▶ TASK DETAILS
Repeat every line of the data exactly, but not the pictures.

▶ PROVIDED ENTRIES

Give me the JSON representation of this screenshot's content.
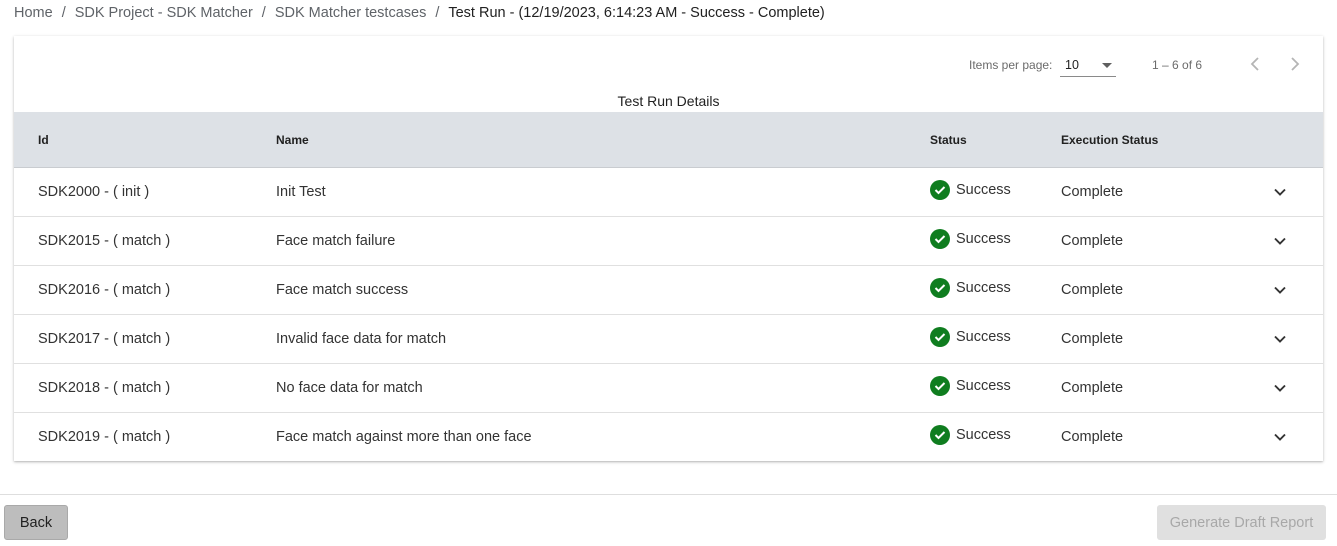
{
  "breadcrumb": [
    {
      "label": "Home"
    },
    {
      "label": "SDK Project - SDK Matcher"
    },
    {
      "label": "SDK Matcher testcases"
    },
    {
      "label": "Test Run - (12/19/2023, 6:14:23 AM - Success - Complete)"
    }
  ],
  "paginator": {
    "items_per_page_label": "Items per page:",
    "items_per_page_value": "10",
    "range_label": "1 – 6 of 6"
  },
  "table": {
    "title": "Test Run Details",
    "headers": {
      "id": "Id",
      "name": "Name",
      "status": "Status",
      "execution_status": "Execution Status"
    },
    "rows": [
      {
        "id": "SDK2000 - ( init )",
        "name": "Init Test",
        "status": "Success",
        "execution_status": "Complete"
      },
      {
        "id": "SDK2015 - ( match )",
        "name": "Face match failure",
        "status": "Success",
        "execution_status": "Complete"
      },
      {
        "id": "SDK2016 - ( match )",
        "name": "Face match success",
        "status": "Success",
        "execution_status": "Complete"
      },
      {
        "id": "SDK2017 - ( match )",
        "name": "Invalid face data for match",
        "status": "Success",
        "execution_status": "Complete"
      },
      {
        "id": "SDK2018 - ( match )",
        "name": "No face data for match",
        "status": "Success",
        "execution_status": "Complete"
      },
      {
        "id": "SDK2019 - ( match )",
        "name": "Face match against more than one face",
        "status": "Success",
        "execution_status": "Complete"
      }
    ]
  },
  "icons": {
    "status": "check-circle-icon",
    "expand": "chevron-down-icon",
    "prev": "chevron-left-icon",
    "next": "chevron-right-icon",
    "select": "caret-down-icon"
  },
  "colors": {
    "success": "#0f7d1f",
    "header_bg": "#dde1e6"
  },
  "actions": {
    "back_label": "Back",
    "generate_label": "Generate Draft Report"
  }
}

▶ TASK RESPONSE
Give me the JSON representation of this screenshot's content.
{
  "breadcrumb": [
    {
      "label": "Home"
    },
    {
      "label": "SDK Project - SDK Matcher"
    },
    {
      "label": "SDK Matcher testcases"
    },
    {
      "label": "Test Run - (12/19/2023, 6:14:23 AM - Success - Complete)"
    }
  ],
  "paginator": {
    "items_per_page_label": "Items per page:",
    "items_per_page_value": "10",
    "range_label": "1 – 6 of 6"
  },
  "table": {
    "title": "Test Run Details",
    "headers": {
      "id": "Id",
      "name": "Name",
      "status": "Status",
      "execution_status": "Execution Status"
    },
    "rows": [
      {
        "id": "SDK2000 - ( init )",
        "name": "Init Test",
        "status": "Success",
        "execution_status": "Complete"
      },
      {
        "id": "SDK2015 - ( match )",
        "name": "Face match failure",
        "status": "Success",
        "execution_status": "Complete"
      },
      {
        "id": "SDK2016 - ( match )",
        "name": "Face match success",
        "status": "Success",
        "execution_status": "Complete"
      },
      {
        "id": "SDK2017 - ( match )",
        "name": "Invalid face data for match",
        "status": "Success",
        "execution_status": "Complete"
      },
      {
        "id": "SDK2018 - ( match )",
        "name": "No face data for match",
        "status": "Success",
        "execution_status": "Complete"
      },
      {
        "id": "SDK2019 - ( match )",
        "name": "Face match against more than one face",
        "status": "Success",
        "execution_status": "Complete"
      }
    ]
  },
  "icons": {
    "status": "check-circle-icon",
    "expand": "chevron-down-icon",
    "prev": "chevron-left-icon",
    "next": "chevron-right-icon",
    "select": "caret-down-icon"
  },
  "colors": {
    "success": "#0f7d1f",
    "header_bg": "#dde1e6"
  },
  "actions": {
    "back_label": "Back",
    "generate_label": "Generate Draft Report"
  }
}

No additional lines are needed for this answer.